Addressing the press after the signing ceremony, President Akufo-Addo warmly welcomed Mr Steinmeier to Ghana, optimistic that his visit to the country would “renew the friendship and advance the dialogue that has been between our two countries.”

With Ghana being the third largest trading partner of Germany in Sub-Saharan Africa, the President said the relations between the two nations had been excellent, with many important features of commonality between both states.

President Akufo-Addo said the German economy had been distinguished by the prevalence and importance of small and medium scale enterprises, a rich experience Ghana could exploit to scale up and strengthen the sector to revamp its economy.

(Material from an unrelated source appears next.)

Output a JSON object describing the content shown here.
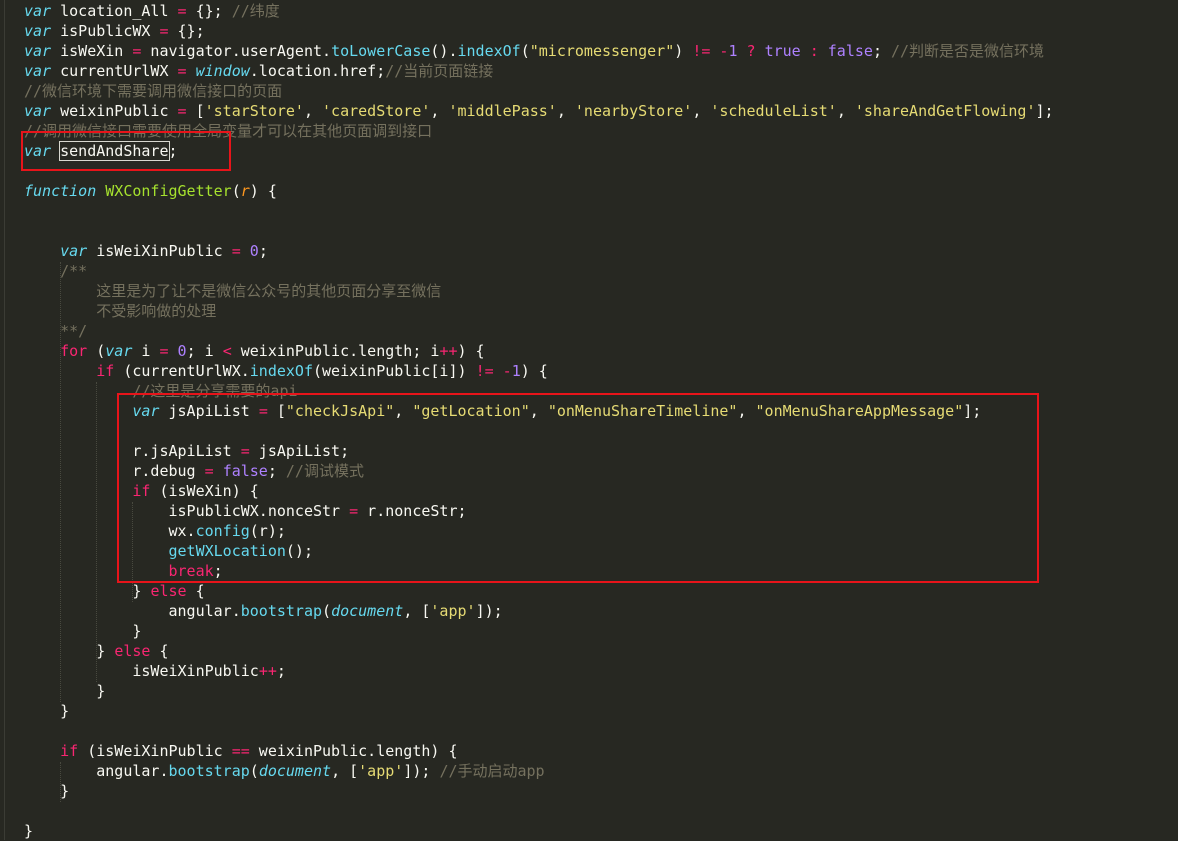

The President noted further Germany’s leading role in the training of its workforce had made that country’s workforce one of the most efficient in the world “and it shows in the continuous performance and resilience of the German economy.”

“This is another area of great concern for us – the whole area of skills development and training for our workforce and for our young people,” He said.

The President told the German leader that his government’s main priority was the enhancement of Education, which would ultimately scale up the capacity and competence of Ghana’s workforce.

Germany, he noted, was an important world leader in the area of renewable energy, an area that held extreme importance and concern for Ghana, and which the country hopes to find “a meaningful intercourse with Germany.”

Akufo-Addo stated further that there were many other areas of international concern where Ghana and Germany “stood shoulder to shoulder in our view of issues about terrorism.”

“And above all we have taken a great deal of inspiration from the commitment of Germany’s leaders in supporting the options that Ghanaians have taken to assume greater responsibility for their economic development.”

The President said the “Ghana beyond aid” was one of the finest and greatest resonance of the leadership of Germany and it provided “another important basis for this continuing and fruitful dialogue that there is between our two countries.”

“I am particularly happy that today that he has come with a very impressive business delegation and we are hoping that the delegation would have a serious and meaningful intercourse with our own business community so that the very strong relations that are between our two countries would continue to develop,” the President said.

Steinmeier said the longstanding relations between his country and Ghana had been given an additional impetus with him being in Ghana with a business delegation and praised Ghana’s democracy and tradition of stability, as well as the excellent and friendly business climate, which suited well with German businesses and industry that were very keen to invest in the country.

Ghana, Steinmeier noted, had shown the world in the last twelve months “that it was possible to move away from divisive tendencies through determined actions and the data available to us, has improved and we are more optimistic more than we were a year or two ago.”

“The interest on the part of Ghana in Germany’s investment is just as great because it is not only about investing companies and plants, but about German companies bringing something here that you urgently need,” he said.

The German President also commended the Ghanaian government for focusing on education and vocational training “and it is something that I consider to be very necessary and makes a lot of sense as the President pointed out earlier when he explained the philosophy that you want to build a Ghana beyond aid.”

“I think we both are quite aware of the fact that this is not only a right and objective way to go but it can also be beneficial if you open up the opportunities for the young people through training and vocational education to follow a perspective for yourself and your country,” he noted.

Steinmeier pledged his country’s support to partner Ghana to promote private investment and sustainable economic development for mutual benefit.

Beyond what I have just said, we hope that we would be able to partner more strongly in the field of university training and in view of that I will be paying a visit to the University of Ghana and will be opening a study course for advanced university studies.